The line picks up on the first ring. “Western Air Cargo,” says a young man. “How can I help you?”
I take a deep breath. Slowly, clearly, and distinctly, in my best telephone voice, I say, “There’s a bomb in a suitcase on Flight 789.”
And I hang up.
I wish I had time to tell you what happened next — how I watched airport security quietly mobilize, how the plane in question was grounded, evacuated, and searched, how the Royal Canadian Mounted Police — yes, the fucking Mounties — caught up with me, how I was convicted of felony public mischief and sentenced to jail, how to this day I’m forbidden to set foot in Canada — which, to be honest, I never regretted much before this election year — and how I somehow became a folk hero to the thousands of Mormons in Calgary and surrounding areas.
Oh, right, and how Elder Finn was one of the few passengers that night who actually managed to reach his final destination. That’s all a story for a different day.
But I do want to tell you about a meeting I had shortly after my release from jail. A member of the church’s second highest governing body, the First Quorum of the Seventy — seriously, I’m not making this shit up, they come just below the Quorum of the Twelve Apostles — happened to be in Calgary for a conference and asked to visit with me.
I sat cloistered with this intimidating gray eminence as he grilled me about what I’d been thinking that day at the airport, while in finest Mormon fashion I shaded the truth to make myself look as virtuous as possible.
At length he sat back and studied me like a bear trying to seem friendly while deciding where to take the first bite. “Elder Shunn,” he said, “I believe your heart was in the right place. The Brethren of course cannot condone your actions, but they have no desire to punish you further. At the same time, however, your notoriety now makes it impossible for you to continue your work here as a missionary effectively.”

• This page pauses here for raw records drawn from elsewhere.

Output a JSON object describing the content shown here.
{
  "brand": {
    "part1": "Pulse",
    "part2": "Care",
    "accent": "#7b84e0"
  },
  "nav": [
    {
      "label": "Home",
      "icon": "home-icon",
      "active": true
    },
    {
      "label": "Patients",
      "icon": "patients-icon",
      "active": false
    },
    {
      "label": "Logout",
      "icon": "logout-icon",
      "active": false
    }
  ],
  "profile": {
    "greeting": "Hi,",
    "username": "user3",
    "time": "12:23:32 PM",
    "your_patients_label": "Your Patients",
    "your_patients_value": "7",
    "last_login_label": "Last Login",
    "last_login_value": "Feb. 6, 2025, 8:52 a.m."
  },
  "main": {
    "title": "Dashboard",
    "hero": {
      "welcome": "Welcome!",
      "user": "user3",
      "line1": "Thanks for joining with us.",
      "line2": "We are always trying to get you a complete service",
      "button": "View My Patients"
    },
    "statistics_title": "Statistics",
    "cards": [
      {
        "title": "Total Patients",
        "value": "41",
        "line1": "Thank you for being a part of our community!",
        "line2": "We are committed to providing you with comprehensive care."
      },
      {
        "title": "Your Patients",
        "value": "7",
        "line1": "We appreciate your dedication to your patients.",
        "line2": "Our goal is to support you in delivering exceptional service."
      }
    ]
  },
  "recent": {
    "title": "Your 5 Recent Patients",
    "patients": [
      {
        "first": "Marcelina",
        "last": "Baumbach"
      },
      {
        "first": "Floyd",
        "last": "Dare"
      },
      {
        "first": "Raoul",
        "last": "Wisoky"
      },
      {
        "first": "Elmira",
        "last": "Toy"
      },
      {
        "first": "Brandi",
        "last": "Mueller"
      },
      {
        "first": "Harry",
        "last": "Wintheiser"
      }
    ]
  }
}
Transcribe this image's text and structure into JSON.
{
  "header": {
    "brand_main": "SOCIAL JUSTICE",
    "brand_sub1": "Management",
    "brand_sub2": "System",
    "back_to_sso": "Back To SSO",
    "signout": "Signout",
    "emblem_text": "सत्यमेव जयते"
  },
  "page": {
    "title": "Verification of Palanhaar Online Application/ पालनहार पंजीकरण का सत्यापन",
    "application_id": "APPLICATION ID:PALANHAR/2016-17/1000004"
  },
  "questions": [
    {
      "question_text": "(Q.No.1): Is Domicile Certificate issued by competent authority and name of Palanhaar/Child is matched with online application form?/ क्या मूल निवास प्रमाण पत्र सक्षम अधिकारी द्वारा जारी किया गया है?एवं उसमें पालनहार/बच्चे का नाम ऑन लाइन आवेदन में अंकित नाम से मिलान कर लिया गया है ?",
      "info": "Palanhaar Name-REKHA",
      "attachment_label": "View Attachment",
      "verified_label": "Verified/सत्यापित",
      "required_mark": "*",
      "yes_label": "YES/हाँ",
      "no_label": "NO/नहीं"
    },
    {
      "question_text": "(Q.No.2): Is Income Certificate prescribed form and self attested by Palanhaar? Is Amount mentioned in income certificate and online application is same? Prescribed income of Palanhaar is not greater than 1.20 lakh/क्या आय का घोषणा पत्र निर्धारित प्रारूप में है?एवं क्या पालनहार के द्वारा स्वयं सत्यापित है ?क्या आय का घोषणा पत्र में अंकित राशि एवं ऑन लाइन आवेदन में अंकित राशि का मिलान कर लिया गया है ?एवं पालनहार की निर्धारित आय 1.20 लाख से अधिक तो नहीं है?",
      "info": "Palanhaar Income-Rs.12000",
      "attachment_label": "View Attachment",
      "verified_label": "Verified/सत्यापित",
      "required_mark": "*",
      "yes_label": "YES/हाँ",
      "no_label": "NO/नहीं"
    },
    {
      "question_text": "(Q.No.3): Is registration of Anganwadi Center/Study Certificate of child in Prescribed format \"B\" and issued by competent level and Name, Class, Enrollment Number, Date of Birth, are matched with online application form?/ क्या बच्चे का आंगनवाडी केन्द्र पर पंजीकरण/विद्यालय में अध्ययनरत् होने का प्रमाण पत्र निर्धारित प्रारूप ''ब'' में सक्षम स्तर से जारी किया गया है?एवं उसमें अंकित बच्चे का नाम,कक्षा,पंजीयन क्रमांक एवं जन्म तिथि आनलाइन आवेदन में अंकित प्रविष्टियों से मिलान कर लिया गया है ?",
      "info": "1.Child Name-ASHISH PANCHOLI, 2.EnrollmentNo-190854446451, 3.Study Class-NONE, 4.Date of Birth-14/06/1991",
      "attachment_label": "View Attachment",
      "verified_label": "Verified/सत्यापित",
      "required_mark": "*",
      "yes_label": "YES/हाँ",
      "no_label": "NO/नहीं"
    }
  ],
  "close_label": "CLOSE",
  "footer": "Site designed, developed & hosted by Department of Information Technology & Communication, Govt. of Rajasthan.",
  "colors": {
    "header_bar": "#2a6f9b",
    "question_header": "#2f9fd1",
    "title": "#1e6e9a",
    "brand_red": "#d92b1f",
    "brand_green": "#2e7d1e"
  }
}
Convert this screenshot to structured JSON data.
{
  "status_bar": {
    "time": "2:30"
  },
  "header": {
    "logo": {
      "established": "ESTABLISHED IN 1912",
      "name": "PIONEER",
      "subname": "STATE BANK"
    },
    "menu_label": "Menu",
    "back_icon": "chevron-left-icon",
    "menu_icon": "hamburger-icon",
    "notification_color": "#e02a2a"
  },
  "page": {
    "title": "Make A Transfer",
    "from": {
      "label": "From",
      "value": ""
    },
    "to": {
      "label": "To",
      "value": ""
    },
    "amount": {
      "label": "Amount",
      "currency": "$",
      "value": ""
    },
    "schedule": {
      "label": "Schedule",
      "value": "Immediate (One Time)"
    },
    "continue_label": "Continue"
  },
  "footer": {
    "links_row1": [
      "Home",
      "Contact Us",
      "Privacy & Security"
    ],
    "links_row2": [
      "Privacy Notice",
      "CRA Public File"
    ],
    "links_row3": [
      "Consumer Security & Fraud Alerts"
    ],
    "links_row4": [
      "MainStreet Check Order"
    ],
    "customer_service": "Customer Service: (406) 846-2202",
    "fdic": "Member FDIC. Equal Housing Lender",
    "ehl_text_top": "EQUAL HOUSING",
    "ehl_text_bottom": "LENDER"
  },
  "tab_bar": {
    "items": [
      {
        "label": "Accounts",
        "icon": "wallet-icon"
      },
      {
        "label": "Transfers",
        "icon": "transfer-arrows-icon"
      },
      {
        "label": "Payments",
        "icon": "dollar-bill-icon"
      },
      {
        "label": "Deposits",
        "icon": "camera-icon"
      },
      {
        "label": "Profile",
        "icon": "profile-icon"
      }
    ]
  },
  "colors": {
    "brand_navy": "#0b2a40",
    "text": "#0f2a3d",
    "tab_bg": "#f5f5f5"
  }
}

A strange lightness filled me. Clouds parted, and I swear I heard heav’nly hosts sing alleluia. I had done it! They were sending me home! I had somehow stumbled through a tiny loophole in the missionary rulebook, and now I was actually getting my Section 8!
But in the next moment the teeth snapped shut on me. “For that reason, Elder, you’ll serve out the remainder of your mission back home in the good ol’ U.S. of A.”
Which is how I ended up a missionary in motherfucking Idaho. ∅
My memoir, The Accidental Terrorist: Confessions of a Reluctant Missionary, is available from all the usual sources online, though I would encourage you to order it either from your local independent bookstore or from Bookshop.org.